▸ Task description:
Find the word "Matches" in the data below and copy each line that holds it.

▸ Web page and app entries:
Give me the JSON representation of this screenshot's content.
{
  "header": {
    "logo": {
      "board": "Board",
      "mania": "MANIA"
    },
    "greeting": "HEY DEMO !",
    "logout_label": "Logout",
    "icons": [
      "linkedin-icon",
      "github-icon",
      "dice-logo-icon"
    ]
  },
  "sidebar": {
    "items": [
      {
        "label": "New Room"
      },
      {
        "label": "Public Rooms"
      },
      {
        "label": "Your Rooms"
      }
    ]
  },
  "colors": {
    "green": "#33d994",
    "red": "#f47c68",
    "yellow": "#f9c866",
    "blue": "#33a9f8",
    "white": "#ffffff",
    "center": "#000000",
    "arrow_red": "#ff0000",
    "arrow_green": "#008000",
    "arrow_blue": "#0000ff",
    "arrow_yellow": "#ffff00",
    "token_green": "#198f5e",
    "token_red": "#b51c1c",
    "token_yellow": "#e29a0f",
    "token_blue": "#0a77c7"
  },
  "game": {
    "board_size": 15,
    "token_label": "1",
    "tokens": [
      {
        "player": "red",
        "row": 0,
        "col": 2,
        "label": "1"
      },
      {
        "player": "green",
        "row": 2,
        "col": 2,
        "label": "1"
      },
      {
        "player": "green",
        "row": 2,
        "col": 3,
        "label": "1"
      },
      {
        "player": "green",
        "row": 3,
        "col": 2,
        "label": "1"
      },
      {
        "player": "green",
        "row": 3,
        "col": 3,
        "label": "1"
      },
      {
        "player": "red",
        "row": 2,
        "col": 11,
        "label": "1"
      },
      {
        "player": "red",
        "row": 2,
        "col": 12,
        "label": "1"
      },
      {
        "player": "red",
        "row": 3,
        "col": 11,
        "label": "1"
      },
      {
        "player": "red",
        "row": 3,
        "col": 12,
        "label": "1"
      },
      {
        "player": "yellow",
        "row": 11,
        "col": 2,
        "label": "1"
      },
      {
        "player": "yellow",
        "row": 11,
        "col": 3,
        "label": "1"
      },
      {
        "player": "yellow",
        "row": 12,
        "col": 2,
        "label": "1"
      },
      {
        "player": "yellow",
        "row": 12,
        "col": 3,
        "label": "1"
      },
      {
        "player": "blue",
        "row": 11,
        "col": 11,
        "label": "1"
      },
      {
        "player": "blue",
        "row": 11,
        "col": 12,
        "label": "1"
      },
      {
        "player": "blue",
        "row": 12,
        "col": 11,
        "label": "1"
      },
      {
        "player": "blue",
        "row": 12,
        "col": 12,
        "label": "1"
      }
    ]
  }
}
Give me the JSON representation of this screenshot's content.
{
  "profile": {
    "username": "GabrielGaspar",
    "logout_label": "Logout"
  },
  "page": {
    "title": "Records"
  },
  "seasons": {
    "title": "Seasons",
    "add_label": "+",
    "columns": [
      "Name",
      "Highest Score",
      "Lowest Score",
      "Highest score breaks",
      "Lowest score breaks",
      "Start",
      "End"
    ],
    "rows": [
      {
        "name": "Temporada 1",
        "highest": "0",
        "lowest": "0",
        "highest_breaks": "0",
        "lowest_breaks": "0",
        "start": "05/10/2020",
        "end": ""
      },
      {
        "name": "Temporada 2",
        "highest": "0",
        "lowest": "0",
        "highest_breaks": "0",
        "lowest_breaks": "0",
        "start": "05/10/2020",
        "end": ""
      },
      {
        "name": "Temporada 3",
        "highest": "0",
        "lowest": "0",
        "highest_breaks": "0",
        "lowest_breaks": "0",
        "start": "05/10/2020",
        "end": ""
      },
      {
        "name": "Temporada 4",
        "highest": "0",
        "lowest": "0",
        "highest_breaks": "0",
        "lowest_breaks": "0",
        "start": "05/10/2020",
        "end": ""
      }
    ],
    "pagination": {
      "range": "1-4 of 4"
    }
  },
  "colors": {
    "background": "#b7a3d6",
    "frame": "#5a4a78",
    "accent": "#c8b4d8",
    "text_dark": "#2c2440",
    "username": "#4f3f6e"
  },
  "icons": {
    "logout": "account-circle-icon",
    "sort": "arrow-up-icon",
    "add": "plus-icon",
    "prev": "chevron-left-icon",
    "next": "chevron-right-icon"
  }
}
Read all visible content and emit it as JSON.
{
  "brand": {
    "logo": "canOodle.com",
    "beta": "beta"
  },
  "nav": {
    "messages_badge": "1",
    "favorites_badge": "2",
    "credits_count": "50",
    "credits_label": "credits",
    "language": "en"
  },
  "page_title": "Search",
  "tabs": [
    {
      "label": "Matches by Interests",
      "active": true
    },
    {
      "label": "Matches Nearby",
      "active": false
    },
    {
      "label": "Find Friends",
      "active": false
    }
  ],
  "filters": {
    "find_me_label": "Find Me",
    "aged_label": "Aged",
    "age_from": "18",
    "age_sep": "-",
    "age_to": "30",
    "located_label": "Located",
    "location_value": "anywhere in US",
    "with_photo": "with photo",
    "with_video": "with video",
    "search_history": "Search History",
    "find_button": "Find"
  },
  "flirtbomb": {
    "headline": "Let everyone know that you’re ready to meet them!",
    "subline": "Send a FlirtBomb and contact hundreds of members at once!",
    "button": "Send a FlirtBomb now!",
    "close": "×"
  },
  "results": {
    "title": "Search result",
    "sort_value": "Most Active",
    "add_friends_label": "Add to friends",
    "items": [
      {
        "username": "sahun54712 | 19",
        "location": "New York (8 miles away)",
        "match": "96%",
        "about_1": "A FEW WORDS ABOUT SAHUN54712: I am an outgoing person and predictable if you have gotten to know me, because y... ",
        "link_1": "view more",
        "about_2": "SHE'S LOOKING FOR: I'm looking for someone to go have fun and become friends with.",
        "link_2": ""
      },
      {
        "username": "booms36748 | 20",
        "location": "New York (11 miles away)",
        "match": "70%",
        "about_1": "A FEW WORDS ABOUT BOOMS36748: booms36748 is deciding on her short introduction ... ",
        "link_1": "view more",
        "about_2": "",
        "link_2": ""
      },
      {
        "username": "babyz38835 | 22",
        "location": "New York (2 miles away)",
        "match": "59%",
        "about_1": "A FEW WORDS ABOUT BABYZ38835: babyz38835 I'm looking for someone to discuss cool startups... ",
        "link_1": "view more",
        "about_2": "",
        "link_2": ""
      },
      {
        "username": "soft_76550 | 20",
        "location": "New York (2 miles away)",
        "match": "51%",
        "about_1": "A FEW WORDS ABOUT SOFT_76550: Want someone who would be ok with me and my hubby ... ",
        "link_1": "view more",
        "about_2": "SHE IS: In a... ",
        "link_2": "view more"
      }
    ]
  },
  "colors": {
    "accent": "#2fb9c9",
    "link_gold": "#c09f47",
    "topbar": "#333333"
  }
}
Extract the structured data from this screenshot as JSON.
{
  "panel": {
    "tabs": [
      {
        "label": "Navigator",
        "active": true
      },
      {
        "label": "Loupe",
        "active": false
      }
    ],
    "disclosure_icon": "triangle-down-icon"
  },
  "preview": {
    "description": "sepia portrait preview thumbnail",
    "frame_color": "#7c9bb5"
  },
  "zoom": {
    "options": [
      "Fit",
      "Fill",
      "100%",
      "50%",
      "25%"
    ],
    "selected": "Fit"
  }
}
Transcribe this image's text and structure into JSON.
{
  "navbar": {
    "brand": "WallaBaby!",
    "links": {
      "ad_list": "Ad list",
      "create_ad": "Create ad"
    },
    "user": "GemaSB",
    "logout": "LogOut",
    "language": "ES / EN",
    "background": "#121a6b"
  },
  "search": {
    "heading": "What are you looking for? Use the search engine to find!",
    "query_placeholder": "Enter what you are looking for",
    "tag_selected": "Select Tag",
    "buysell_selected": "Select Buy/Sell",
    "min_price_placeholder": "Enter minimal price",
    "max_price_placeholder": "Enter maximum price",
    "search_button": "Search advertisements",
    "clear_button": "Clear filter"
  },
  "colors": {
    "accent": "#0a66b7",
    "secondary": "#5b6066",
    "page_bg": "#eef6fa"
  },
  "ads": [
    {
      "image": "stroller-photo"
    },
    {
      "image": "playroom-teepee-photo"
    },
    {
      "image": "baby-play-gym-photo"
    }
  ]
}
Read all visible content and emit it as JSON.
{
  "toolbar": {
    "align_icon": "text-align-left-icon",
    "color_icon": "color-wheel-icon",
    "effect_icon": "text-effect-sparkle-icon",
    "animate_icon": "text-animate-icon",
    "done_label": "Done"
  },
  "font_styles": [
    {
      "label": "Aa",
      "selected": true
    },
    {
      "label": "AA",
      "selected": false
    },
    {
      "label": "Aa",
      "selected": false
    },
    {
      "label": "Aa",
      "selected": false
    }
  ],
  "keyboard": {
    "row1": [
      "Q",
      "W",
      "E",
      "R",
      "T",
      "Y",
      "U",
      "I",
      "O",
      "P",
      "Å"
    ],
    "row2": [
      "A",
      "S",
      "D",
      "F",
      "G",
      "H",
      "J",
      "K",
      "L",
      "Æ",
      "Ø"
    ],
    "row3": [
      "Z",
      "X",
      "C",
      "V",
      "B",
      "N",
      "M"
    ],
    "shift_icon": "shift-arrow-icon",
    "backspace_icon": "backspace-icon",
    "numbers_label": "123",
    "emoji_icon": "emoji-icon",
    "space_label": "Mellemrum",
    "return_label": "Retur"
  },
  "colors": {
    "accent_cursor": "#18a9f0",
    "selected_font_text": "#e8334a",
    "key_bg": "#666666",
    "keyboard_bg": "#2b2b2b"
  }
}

▸ Finished task:
      "label": "Matches by Interests",
      "label": "Matches Nearby",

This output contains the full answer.